##### DATA FOR THE TASK #####
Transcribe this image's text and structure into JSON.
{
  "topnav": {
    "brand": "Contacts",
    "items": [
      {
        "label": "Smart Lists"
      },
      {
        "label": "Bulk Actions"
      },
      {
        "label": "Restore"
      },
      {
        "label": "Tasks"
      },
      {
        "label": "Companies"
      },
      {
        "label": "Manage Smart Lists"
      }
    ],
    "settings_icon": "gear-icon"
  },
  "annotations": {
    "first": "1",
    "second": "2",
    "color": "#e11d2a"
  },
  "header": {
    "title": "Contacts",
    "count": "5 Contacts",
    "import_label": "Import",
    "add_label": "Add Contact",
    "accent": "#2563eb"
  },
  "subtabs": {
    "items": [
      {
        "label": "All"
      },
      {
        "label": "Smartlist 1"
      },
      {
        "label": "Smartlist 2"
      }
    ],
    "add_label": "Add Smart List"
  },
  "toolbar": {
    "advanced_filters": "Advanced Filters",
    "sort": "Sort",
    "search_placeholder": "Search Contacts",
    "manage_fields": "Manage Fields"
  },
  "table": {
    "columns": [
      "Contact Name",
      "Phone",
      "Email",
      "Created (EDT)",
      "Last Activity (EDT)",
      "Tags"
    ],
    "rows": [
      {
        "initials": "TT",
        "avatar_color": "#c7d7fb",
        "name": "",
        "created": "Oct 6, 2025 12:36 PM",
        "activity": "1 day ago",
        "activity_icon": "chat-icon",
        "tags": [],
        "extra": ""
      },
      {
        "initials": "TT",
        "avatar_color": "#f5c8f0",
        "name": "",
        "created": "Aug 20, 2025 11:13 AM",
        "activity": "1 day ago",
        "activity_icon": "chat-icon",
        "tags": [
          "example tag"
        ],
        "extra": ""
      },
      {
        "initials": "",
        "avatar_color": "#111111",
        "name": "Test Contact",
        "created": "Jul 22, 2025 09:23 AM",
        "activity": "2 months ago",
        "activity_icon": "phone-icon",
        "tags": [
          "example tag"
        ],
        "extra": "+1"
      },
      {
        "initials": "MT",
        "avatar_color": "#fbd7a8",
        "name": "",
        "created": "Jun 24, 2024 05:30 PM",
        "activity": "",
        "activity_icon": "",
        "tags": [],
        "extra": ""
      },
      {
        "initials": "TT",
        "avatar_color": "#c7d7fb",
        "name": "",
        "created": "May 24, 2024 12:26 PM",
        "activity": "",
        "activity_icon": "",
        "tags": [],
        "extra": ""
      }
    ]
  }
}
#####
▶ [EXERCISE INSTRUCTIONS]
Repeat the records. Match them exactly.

▶ [RESULT BELOW]
Transcribe this image's text and structure into JSON.
{
  "topnav": {
    "brand": "Contacts",
    "items": [
      {
        "label": "Smart Lists"
      },
      {
        "label": "Bulk Actions"
      },
      {
        "label": "Restore"
      },
      {
        "label": "Tasks"
      },
      {
        "label": "Companies"
      },
      {
        "label": "Manage Smart Lists"
      }
    ],
    "settings_icon": "gear-icon"
  },
  "annotations": {
    "first": "1",
    "second": "2",
    "color": "#e11d2a"
  },
  "header": {
    "title": "Contacts",
    "count": "5 Contacts",
    "import_label": "Import",
    "add_label": "Add Contact",
    "accent": "#2563eb"
  },
  "subtabs": {
    "items": [
      {
        "label": "All"
      },
      {
        "label": "Smartlist 1"
      },
      {
        "label": "Smartlist 2"
      }
    ],
    "add_label": "Add Smart List"
  },
  "toolbar": {
    "advanced_filters": "Advanced Filters",
    "sort": "Sort",
    "search_placeholder": "Search Contacts",
    "manage_fields": "Manage Fields"
  },
  "table": {
    "columns": [
      "Contact Name",
      "Phone",
      "Email",
      "Created (EDT)",
      "Last Activity (EDT)",
      "Tags"
    ],
    "rows": [
      {
        "initials": "TT",
        "avatar_color": "#c7d7fb",
        "name": "",
        "created": "Oct 6, 2025 12:36 PM",
        "activity": "1 day ago",
        "activity_icon": "chat-icon",
        "tags": [],
        "extra": ""
      },
      {
        "initials": "TT",
        "avatar_color": "#f5c8f0",
        "name": "",
        "created": "Aug 20, 2025 11:13 AM",
        "activity": "1 day ago",
        "activity_icon": "chat-icon",
        "tags": [
          "example tag"
        ],
        "extra": ""
      },
      {
        "initials": "",
        "avatar_color": "#111111",
        "name": "Test Contact",
        "created": "Jul 22, 2025 09:23 AM",
        "activity": "2 months ago",
        "activity_icon": "phone-icon",
        "tags": [
          "example tag"
        ],
        "extra": "+1"
      },
      {
        "initials": "MT",
        "avatar_color": "#fbd7a8",
        "name": "",
        "created": "Jun 24, 2024 05:30 PM",
        "activity": "",
        "activity_icon": "",
        "tags": [],
        "extra": ""
      },
      {
        "initials": "TT",
        "avatar_color": "#c7d7fb",
        "name": "",
        "created": "May 24, 2024 12:26 PM",
        "activity": "",
        "activity_icon": "",
        "tags": [],
        "extra": ""
      }
    ]
  }
}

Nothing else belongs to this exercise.